DUNDALK — People gathered in the bar section at Dundalk American Legion Post 38 to watch the Baltimore Ravens in the AFC Divisional round.
The mood inside the post was exciting. Fans were hyped to watch their team take on the Tennessee Titans, playing for the chance to host the AFC Championship Game. That excitement turned to dread, followed by misery. The Ravens fell flat, and so did fans’ expectations.
An interception that led to a Tennessee touchdown. A failed fourth down conversion in Tennessee territory. The defense couldn’t stop Titans running back Derrick Henry. Ravens quarterback Lamar Jackson couldn’t hit his targets. Everything that worked for the Ravens all season failed to show up Saturday night.
“Very tough, very tough. Not to say that anybody looked past this, but the way we were on a roll, no one thought it would be over this quick. A very disappointing performance by the team. When our best was needed as a collective, we didn’t have it. But, that’s the nature of football,” defensive tackle Michael Pierce told Sean Grogan of The Cecil Whig. “They embarrassed us tonight. Anytime a team comes into your home stadium and takes it to you and breaks your 12-game winning streak, you’ve got to tip your hat to them and find a way to somewhat move on.”
Jackson threw a pass in the first quarter that was high, too high for Ravens wide receiver Mark Andrews. His fingers tipped the pass and it was intercepted. Tennessee responded by scoring the game’s first touchdown.
The mood inside Dundalk American Legion Post 38 dampened by a small degree, but the optimism was still there. It dampened a little more when the Ravens’ next drive ended because the offense failed to convert on fourth-and-1. Baltimore was 8-for-8 on fourth-and-1 during the regular season. Tennessee responded with another touchdown, a 45-yard pass from Ryan Tannehill to Kalif Raymond. The score was 14-0.

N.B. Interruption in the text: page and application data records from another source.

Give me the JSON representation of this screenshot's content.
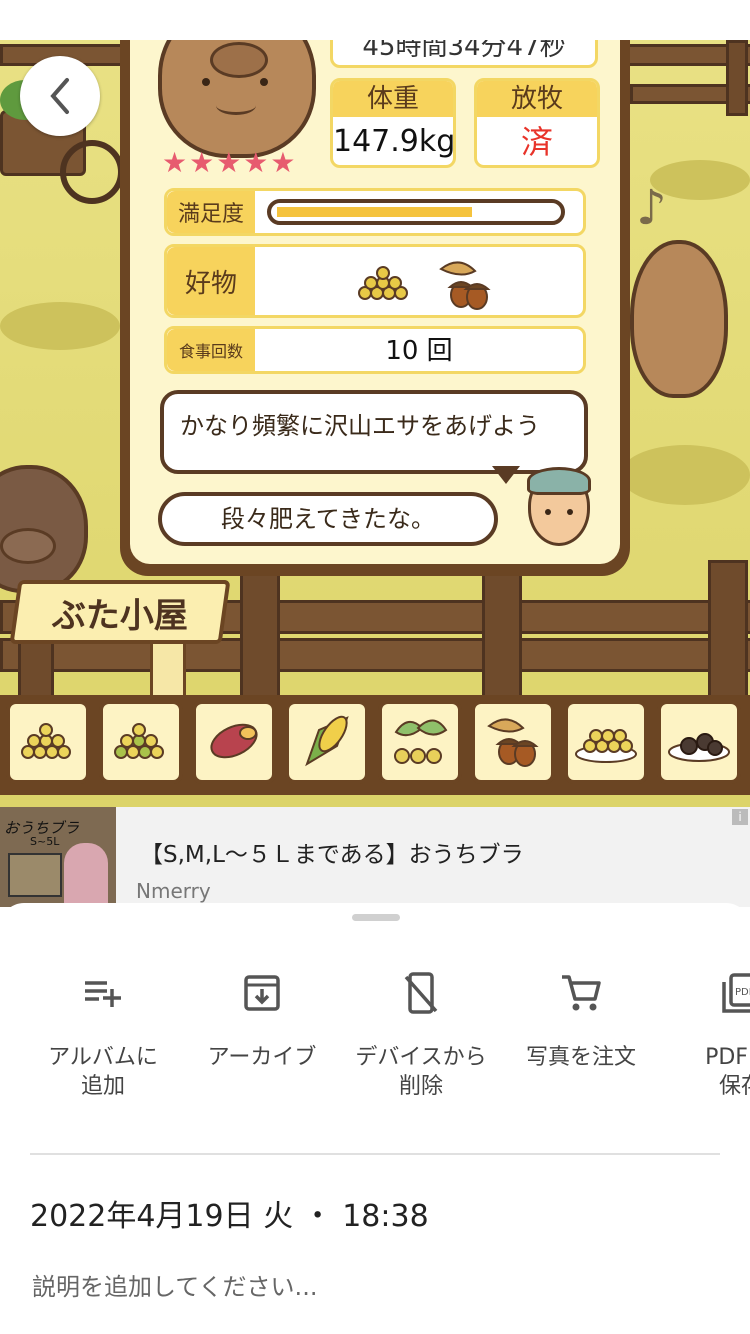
{
  "game": {
    "timer_text": "45時間34分47秒",
    "stars": "★★★★★",
    "weight_label": "体重",
    "weight_value": "147.9kg",
    "graze_label": "放牧",
    "graze_value": "済",
    "satisfaction_label": "満足度",
    "satisfaction_level": 0.7,
    "favorite_label": "好物",
    "favorites": [
      "grain-pile-icon",
      "acorn-icon"
    ],
    "meal_count_label": "食事回数",
    "meal_count_value": "10 回",
    "speech_1": "かなり頻繁に沢山エサをあげよう",
    "speech_2": "段々肥えてきたな。",
    "sign_text": "ぶた小屋",
    "feed_items": [
      "grain-pile-icon",
      "mixed-grain-icon",
      "sweet-potato-icon",
      "corn-icon",
      "greens-beans-icon",
      "acorn-icon",
      "grain-plate-icon",
      "dark-food-plate-icon"
    ],
    "colors": {
      "gold": "#f7c84a",
      "brown": "#6b4523",
      "red": "#e8332a"
    }
  },
  "ad": {
    "title": "【S,M,L～５Ｌまである】おうちブラ",
    "advertiser": "Nmerry",
    "thumb_text": "おうちブラ",
    "thumb_sub": "S~5L"
  },
  "actions": [
    {
      "icon": "playlist-add-icon",
      "label": "アルバムに\n追加"
    },
    {
      "icon": "archive-icon",
      "label": "アーカイブ"
    },
    {
      "icon": "device-remove-icon",
      "label": "デバイスから\n削除"
    },
    {
      "icon": "cart-icon",
      "label": "写真を注文"
    },
    {
      "icon": "pdf-icon",
      "label": "PDF 形\n保存"
    }
  ],
  "photo": {
    "datetime": "2022年4月19日 火 ・ 18:38",
    "description_placeholder": "説明を追加してください..."
  }
}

Baltimore failed to convert on fourth-and-1 in the third quarter. Tennessee responded with yet another touchdown. This time, it was a pass from running back Derrick Henry to Corey Davis. It was an imitation of former Heisman Trophy winner Tim Tebow’s famous jump-pass. Inside Donna’s Tavern, the small gathering looked discouraged and disinterested. A few people in Ravens’ jerseys played a few games of pool, not paying attention to the football game on the TV screen.
At the Seasoned Mariner, the small crowd appeared more interested, hoping their team had enough to mount a dramatic comeback. Baltimore scored a fourth quarter touchdown to make the score 28-12. Moments before that touchdown, a bartender handed out “good luck” shots to customers. The shots were a combination of grape Kool-aid and vodka.
The luck never materialized. Fans left the Seasoned Mariner resembling the Ravens players on TV – shoulders slumped, eyes on the ground, a failure to fully understand what had happened over the past three hours.
What started out as hype quickly turned into dread. Ravens fans will likely spend the coming weeks still trying to understand why things turned out the way they did, why a team that was the presumed Super Bowl favorite was dominated by the lowest remaining seed in the playoffs.
“This was the best regular season in franchise history. We have a ton of great talent here, a ton of character,” right guard Orlando Brown Jr. told Grogan. “We have a ton of guys that love working and are excited for another opportunity next year. Obviously, this is not how we wanted to end, but it happens. It’s football. It’s the playoffs.”